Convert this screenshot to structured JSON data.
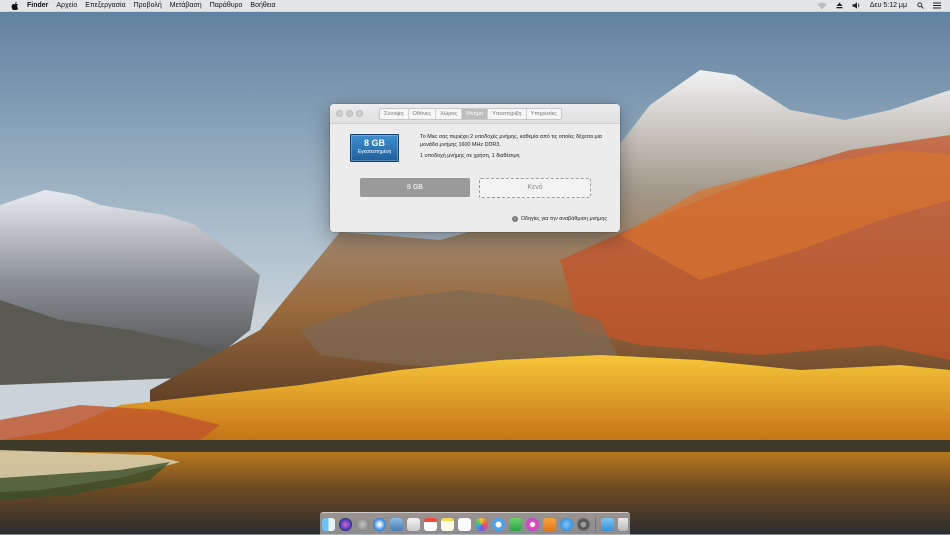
{
  "menubar": {
    "app_name": "Finder",
    "items": [
      "Αρχείο",
      "Επεξεργασία",
      "Προβολή",
      "Μετάβαση",
      "Παράθυρο",
      "Βοήθεια"
    ],
    "clock": "Δευ 5:12 μμ"
  },
  "window": {
    "tabs": [
      {
        "label": "Σύνοψη",
        "active": false
      },
      {
        "label": "Οθόνες",
        "active": false
      },
      {
        "label": "Χώρος",
        "active": false
      },
      {
        "label": "Μνήμη",
        "active": true
      },
      {
        "label": "Υποστήριξη",
        "active": false
      },
      {
        "label": "Υπηρεσίες",
        "active": false
      }
    ],
    "memory": {
      "icon_size": "8 GB",
      "icon_status": "Εγκατεστημένη",
      "description": "Το Mac σας περιέχει 2 υποδοχές μνήμης, καθεμία από τις οποίες δέχεται μια μονάδα μνήμης 1600 MHz DDR3.",
      "slots_info": "1 υποδοχή μνήμης σε χρήση, 1 διαθέσιμη",
      "slot_1": "8 GB",
      "slot_2": "Κενό",
      "upgrade_link": "Οδηγίες για την αναβάθμιση μνήμης"
    }
  },
  "dock": {
    "icons": [
      "finder-icon",
      "siri-icon",
      "launchpad-icon",
      "safari-icon",
      "preview-icon",
      "mail-icon",
      "calendar-icon",
      "notes-icon",
      "reminders-icon",
      "photos-icon",
      "messages-icon",
      "facetime-icon",
      "itunes-icon",
      "ibooks-icon",
      "app-store-icon",
      "system-preferences-icon",
      "downloads-icon",
      "trash-icon"
    ]
  },
  "colors": {
    "accent": "#2f74b5",
    "slot_filled": "#9a9a9a"
  }
}
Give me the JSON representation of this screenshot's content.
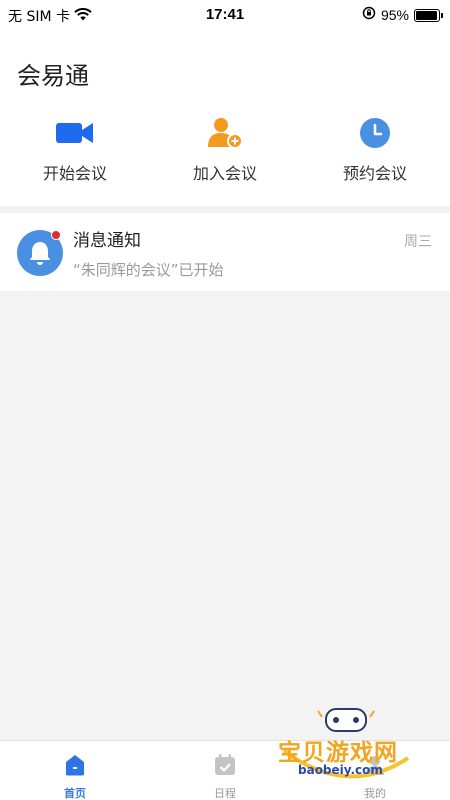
{
  "status_bar": {
    "carrier": "无 SIM 卡",
    "time": "17:41",
    "battery": "95%",
    "battery_level": 0.95
  },
  "app": {
    "title": "会易通"
  },
  "actions": [
    {
      "label": "开始会议",
      "icon": "video-camera-icon",
      "color": "#1f6bf0"
    },
    {
      "label": "加入会议",
      "icon": "add-user-icon",
      "color": "#f59a1f"
    },
    {
      "label": "预约会议",
      "icon": "clock-icon",
      "color": "#4a90e2"
    }
  ],
  "notification": {
    "title": "消息通知",
    "subtitle": "“朱同辉的会议”已开始",
    "day": "周三",
    "icon": "bell-icon",
    "unread": true
  },
  "tabbar": {
    "items": [
      {
        "label": "首页",
        "icon": "home-icon",
        "active": true
      },
      {
        "label": "日程",
        "icon": "calendar-icon",
        "active": false
      },
      {
        "label": "我的",
        "icon": "profile-icon",
        "active": false
      }
    ]
  },
  "watermark": {
    "text": "宝贝游戏网",
    "url": "baobeiy.com"
  },
  "colors": {
    "accent": "#3b7be8",
    "badge": "#e8262b",
    "orange": "#f59a1f"
  }
}
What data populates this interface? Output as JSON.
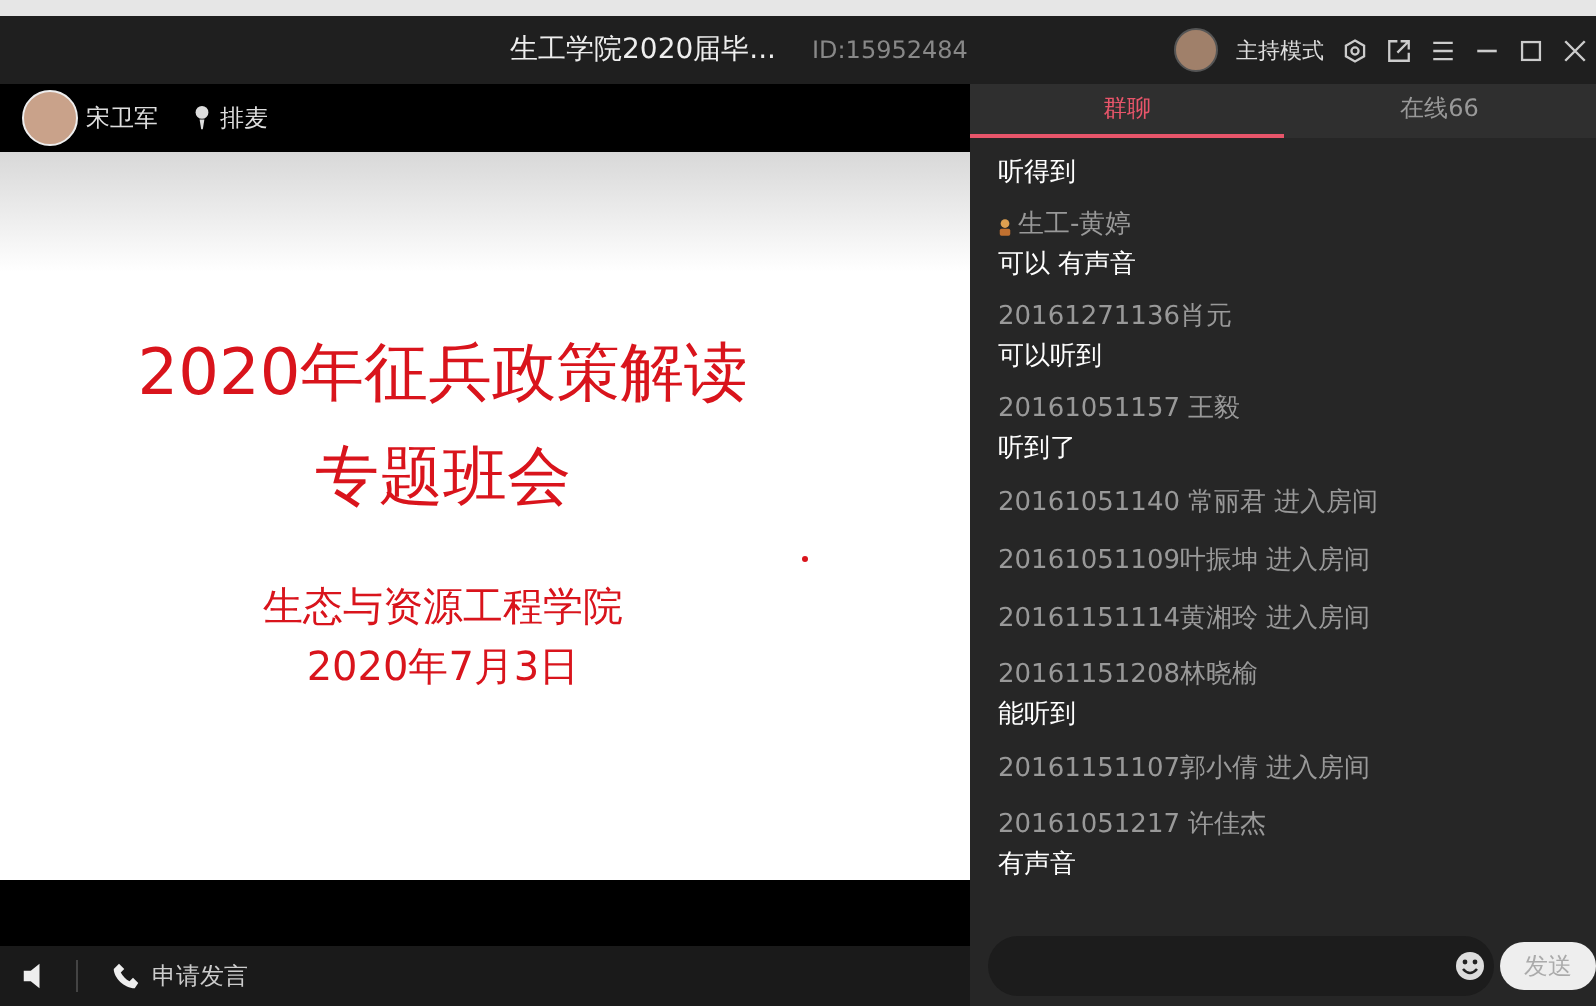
{
  "window": {
    "title": "生工学院2020届毕...",
    "room_id": "ID:15952484",
    "mode": "主持模式"
  },
  "stage": {
    "host_name": "宋卫军",
    "queue_label": "排麦",
    "slide": {
      "title_lines": [
        "2020年征兵政策解读",
        "专题班会"
      ],
      "subtitle_lines": [
        "生态与资源工程学院",
        "2020年7月3日"
      ]
    },
    "apply_label": "申请发言"
  },
  "tabs": [
    {
      "label": "群聊",
      "selected": true
    },
    {
      "label": "在线66",
      "selected": false
    }
  ],
  "messages": [
    {
      "kind": "message",
      "text": "听得到"
    },
    {
      "kind": "message",
      "name": "生工-黄婷",
      "badge": true,
      "text": "可以 有声音"
    },
    {
      "kind": "message",
      "name": "20161271136肖元",
      "badge": false,
      "text": "可以听到"
    },
    {
      "kind": "message",
      "name": "20161051157 王毅",
      "badge": false,
      "text": "听到了"
    },
    {
      "kind": "join",
      "text": "20161051140 常丽君 进入房间"
    },
    {
      "kind": "join",
      "text": "20161051109叶振坤 进入房间"
    },
    {
      "kind": "join",
      "text": "20161151114黄湘玲 进入房间"
    },
    {
      "kind": "message",
      "name": "20161151208林晓榆",
      "badge": false,
      "text": "能听到"
    },
    {
      "kind": "join",
      "text": "20161151107郭小倩 进入房间"
    },
    {
      "kind": "message",
      "name": "20161051217 许佳杰",
      "badge": false,
      "text": "有声音"
    }
  ],
  "send_button": "发送"
}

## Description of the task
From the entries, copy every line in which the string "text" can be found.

## Task solution
    "text": "宝贝游戏网",
      "text": "听得到"
      "text": "可以 有声音"
      "text": "可以听到"
      "text": "听到了"
      "text": "20161051140 常丽君 进入房间"
      "text": "20161051109叶振坤 进入房间"
      "text": "20161151114黄湘玲 进入房间"
      "text": "能听到"
      "text": "20161151107郭小倩 进入房间"
      "text": "有声音"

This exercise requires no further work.